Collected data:
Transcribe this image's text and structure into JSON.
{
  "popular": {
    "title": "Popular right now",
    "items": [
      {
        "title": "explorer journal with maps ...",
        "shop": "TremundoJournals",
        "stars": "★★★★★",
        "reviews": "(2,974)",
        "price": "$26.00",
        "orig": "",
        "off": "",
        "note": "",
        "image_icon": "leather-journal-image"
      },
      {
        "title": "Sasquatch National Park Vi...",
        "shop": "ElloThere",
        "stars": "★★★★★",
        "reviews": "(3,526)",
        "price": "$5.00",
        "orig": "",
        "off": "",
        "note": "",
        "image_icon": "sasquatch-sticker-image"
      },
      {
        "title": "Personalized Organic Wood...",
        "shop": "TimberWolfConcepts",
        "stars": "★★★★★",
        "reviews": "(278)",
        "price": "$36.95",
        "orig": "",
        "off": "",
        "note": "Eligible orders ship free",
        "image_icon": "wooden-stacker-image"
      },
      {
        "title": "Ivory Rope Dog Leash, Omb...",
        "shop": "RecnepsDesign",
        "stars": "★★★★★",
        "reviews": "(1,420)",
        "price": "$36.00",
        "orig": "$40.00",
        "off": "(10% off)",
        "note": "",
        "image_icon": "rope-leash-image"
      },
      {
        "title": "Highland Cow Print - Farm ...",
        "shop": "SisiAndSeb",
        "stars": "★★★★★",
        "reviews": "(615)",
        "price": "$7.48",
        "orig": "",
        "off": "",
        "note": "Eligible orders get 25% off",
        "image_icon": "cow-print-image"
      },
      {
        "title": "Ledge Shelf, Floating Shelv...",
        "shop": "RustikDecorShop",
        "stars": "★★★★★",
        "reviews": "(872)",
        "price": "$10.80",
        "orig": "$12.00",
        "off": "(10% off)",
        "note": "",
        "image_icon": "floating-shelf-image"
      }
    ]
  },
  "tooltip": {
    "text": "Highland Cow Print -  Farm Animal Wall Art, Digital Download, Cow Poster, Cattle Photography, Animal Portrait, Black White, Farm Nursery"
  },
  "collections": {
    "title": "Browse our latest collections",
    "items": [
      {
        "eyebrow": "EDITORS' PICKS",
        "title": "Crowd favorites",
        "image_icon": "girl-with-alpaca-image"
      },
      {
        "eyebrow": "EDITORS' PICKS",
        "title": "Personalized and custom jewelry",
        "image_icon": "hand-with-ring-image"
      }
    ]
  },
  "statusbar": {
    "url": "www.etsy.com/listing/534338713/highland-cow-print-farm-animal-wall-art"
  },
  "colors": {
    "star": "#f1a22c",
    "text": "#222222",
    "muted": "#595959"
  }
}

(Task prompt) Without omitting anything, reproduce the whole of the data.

(Task result)
Transcribe this image's text and structure into JSON.
{
  "popular": {
    "title": "Popular right now",
    "items": [
      {
        "title": "explorer journal with maps ...",
        "shop": "TremundoJournals",
        "stars": "★★★★★",
        "reviews": "(2,974)",
        "price": "$26.00",
        "orig": "",
        "off": "",
        "note": "",
        "image_icon": "leather-journal-image"
      },
      {
        "title": "Sasquatch National Park Vi...",
        "shop": "ElloThere",
        "stars": "★★★★★",
        "reviews": "(3,526)",
        "price": "$5.00",
        "orig": "",
        "off": "",
        "note": "",
        "image_icon": "sasquatch-sticker-image"
      },
      {
        "title": "Personalized Organic Wood...",
        "shop": "TimberWolfConcepts",
        "stars": "★★★★★",
        "reviews": "(278)",
        "price": "$36.95",
        "orig": "",
        "off": "",
        "note": "Eligible orders ship free",
        "image_icon": "wooden-stacker-image"
      },
      {
        "title": "Ivory Rope Dog Leash, Omb...",
        "shop": "RecnepsDesign",
        "stars": "★★★★★",
        "reviews": "(1,420)",
        "price": "$36.00",
        "orig": "$40.00",
        "off": "(10% off)",
        "note": "",
        "image_icon": "rope-leash-image"
      },
      {
        "title": "Highland Cow Print - Farm ...",
        "shop": "SisiAndSeb",
        "stars": "★★★★★",
        "reviews": "(615)",
        "price": "$7.48",
        "orig": "",
        "off": "",
        "note": "Eligible orders get 25% off",
        "image_icon": "cow-print-image"
      },
      {
        "title": "Ledge Shelf, Floating Shelv...",
        "shop": "RustikDecorShop",
        "stars": "★★★★★",
        "reviews": "(872)",
        "price": "$10.80",
        "orig": "$12.00",
        "off": "(10% off)",
        "note": "",
        "image_icon": "floating-shelf-image"
      }
    ]
  },
  "tooltip": {
    "text": "Highland Cow Print -  Farm Animal Wall Art, Digital Download, Cow Poster, Cattle Photography, Animal Portrait, Black White, Farm Nursery"
  },
  "collections": {
    "title": "Browse our latest collections",
    "items": [
      {
        "eyebrow": "EDITORS' PICKS",
        "title": "Crowd favorites",
        "image_icon": "girl-with-alpaca-image"
      },
      {
        "eyebrow": "EDITORS' PICKS",
        "title": "Personalized and custom jewelry",
        "image_icon": "hand-with-ring-image"
      }
    ]
  },
  "statusbar": {
    "url": "www.etsy.com/listing/534338713/highland-cow-print-farm-animal-wall-art"
  },
  "colors": {
    "star": "#f1a22c",
    "text": "#222222",
    "muted": "#595959"
  }
}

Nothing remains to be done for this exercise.